**Records provided:**
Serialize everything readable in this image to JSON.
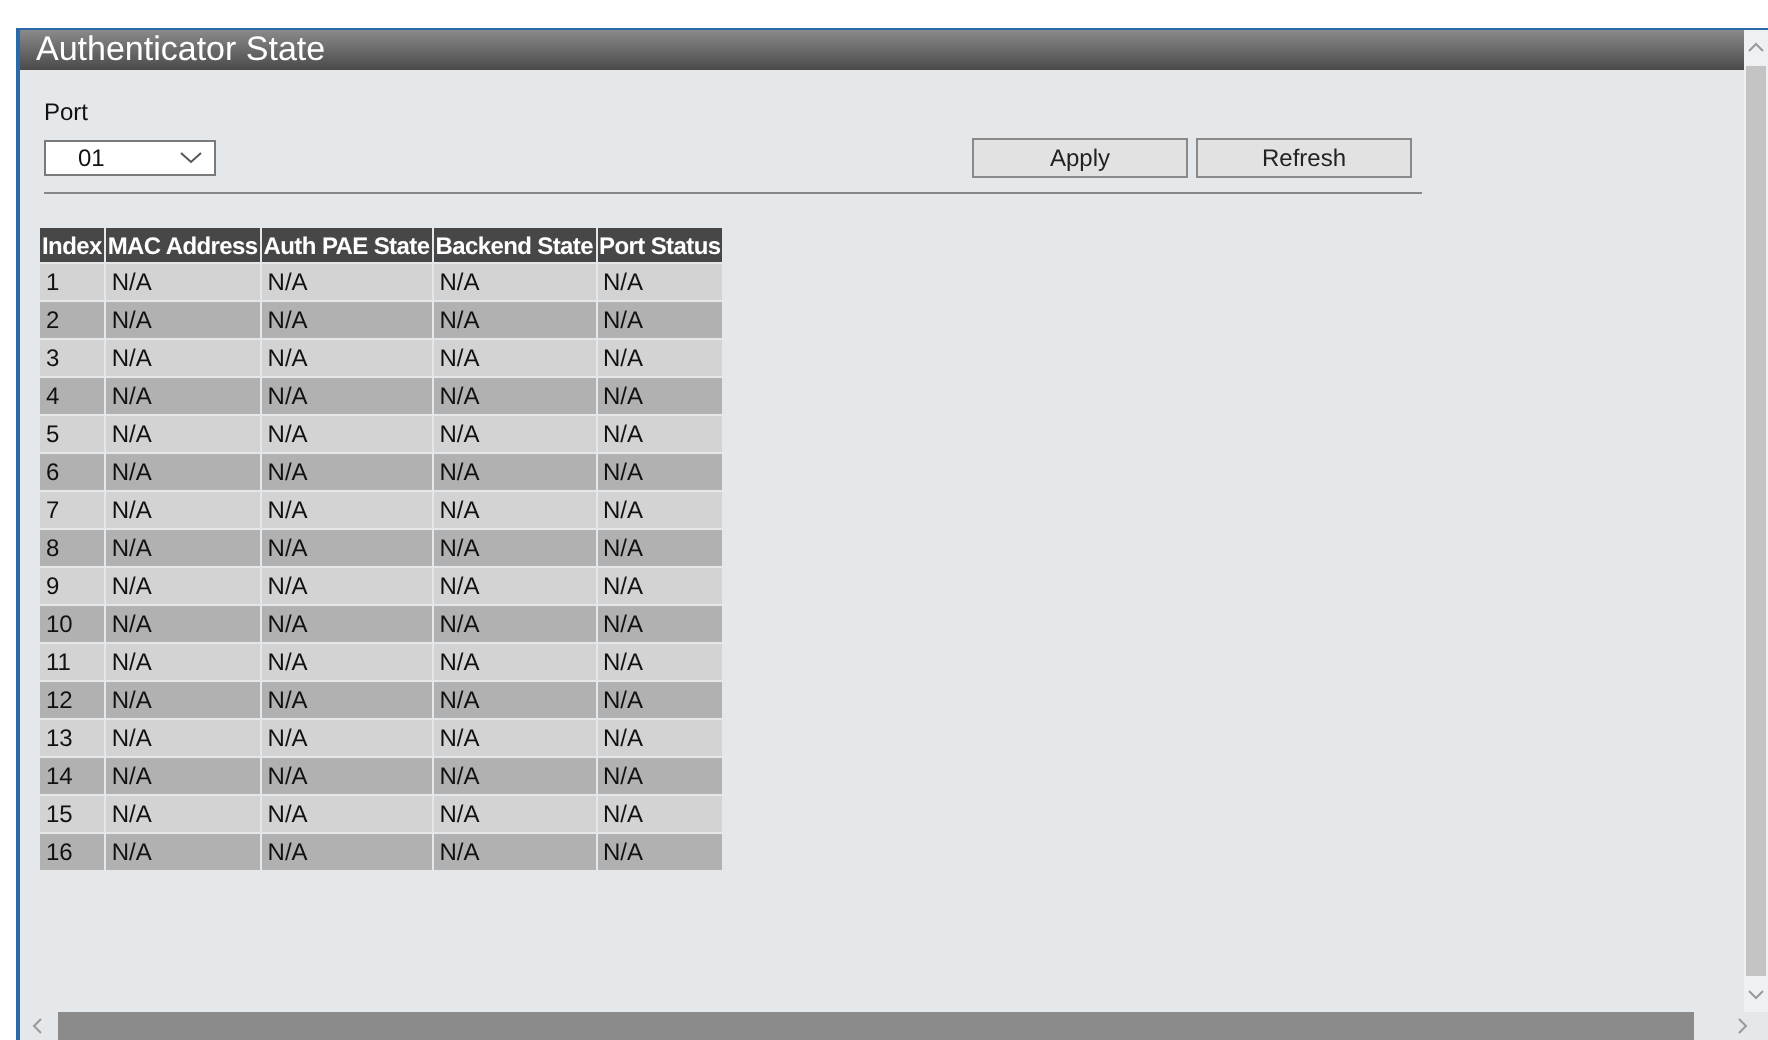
{
  "panel": {
    "title": "Authenticator State"
  },
  "port": {
    "label": "Port",
    "value": "01"
  },
  "buttons": [
    "Apply",
    "Refresh"
  ],
  "table": {
    "columns": [
      "Index",
      "MAC Address",
      "Auth PAE State",
      "Backend State",
      "Port Status"
    ],
    "rows": [
      [
        "1",
        "N/A",
        "N/A",
        "N/A",
        "N/A"
      ],
      [
        "2",
        "N/A",
        "N/A",
        "N/A",
        "N/A"
      ],
      [
        "3",
        "N/A",
        "N/A",
        "N/A",
        "N/A"
      ],
      [
        "4",
        "N/A",
        "N/A",
        "N/A",
        "N/A"
      ],
      [
        "5",
        "N/A",
        "N/A",
        "N/A",
        "N/A"
      ],
      [
        "6",
        "N/A",
        "N/A",
        "N/A",
        "N/A"
      ],
      [
        "7",
        "N/A",
        "N/A",
        "N/A",
        "N/A"
      ],
      [
        "8",
        "N/A",
        "N/A",
        "N/A",
        "N/A"
      ],
      [
        "9",
        "N/A",
        "N/A",
        "N/A",
        "N/A"
      ],
      [
        "10",
        "N/A",
        "N/A",
        "N/A",
        "N/A"
      ],
      [
        "11",
        "N/A",
        "N/A",
        "N/A",
        "N/A"
      ],
      [
        "12",
        "N/A",
        "N/A",
        "N/A",
        "N/A"
      ],
      [
        "13",
        "N/A",
        "N/A",
        "N/A",
        "N/A"
      ],
      [
        "14",
        "N/A",
        "N/A",
        "N/A",
        "N/A"
      ],
      [
        "15",
        "N/A",
        "N/A",
        "N/A",
        "N/A"
      ],
      [
        "16",
        "N/A",
        "N/A",
        "N/A",
        "N/A"
      ]
    ]
  }
}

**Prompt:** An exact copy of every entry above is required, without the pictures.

**Solved exercise:**
Serialize everything readable in this image to JSON.
{
  "panel": {
    "title": "Authenticator State"
  },
  "port": {
    "label": "Port",
    "value": "01"
  },
  "buttons": [
    "Apply",
    "Refresh"
  ],
  "table": {
    "columns": [
      "Index",
      "MAC Address",
      "Auth PAE State",
      "Backend State",
      "Port Status"
    ],
    "rows": [
      [
        "1",
        "N/A",
        "N/A",
        "N/A",
        "N/A"
      ],
      [
        "2",
        "N/A",
        "N/A",
        "N/A",
        "N/A"
      ],
      [
        "3",
        "N/A",
        "N/A",
        "N/A",
        "N/A"
      ],
      [
        "4",
        "N/A",
        "N/A",
        "N/A",
        "N/A"
      ],
      [
        "5",
        "N/A",
        "N/A",
        "N/A",
        "N/A"
      ],
      [
        "6",
        "N/A",
        "N/A",
        "N/A",
        "N/A"
      ],
      [
        "7",
        "N/A",
        "N/A",
        "N/A",
        "N/A"
      ],
      [
        "8",
        "N/A",
        "N/A",
        "N/A",
        "N/A"
      ],
      [
        "9",
        "N/A",
        "N/A",
        "N/A",
        "N/A"
      ],
      [
        "10",
        "N/A",
        "N/A",
        "N/A",
        "N/A"
      ],
      [
        "11",
        "N/A",
        "N/A",
        "N/A",
        "N/A"
      ],
      [
        "12",
        "N/A",
        "N/A",
        "N/A",
        "N/A"
      ],
      [
        "13",
        "N/A",
        "N/A",
        "N/A",
        "N/A"
      ],
      [
        "14",
        "N/A",
        "N/A",
        "N/A",
        "N/A"
      ],
      [
        "15",
        "N/A",
        "N/A",
        "N/A",
        "N/A"
      ],
      [
        "16",
        "N/A",
        "N/A",
        "N/A",
        "N/A"
      ]
    ]
  }
}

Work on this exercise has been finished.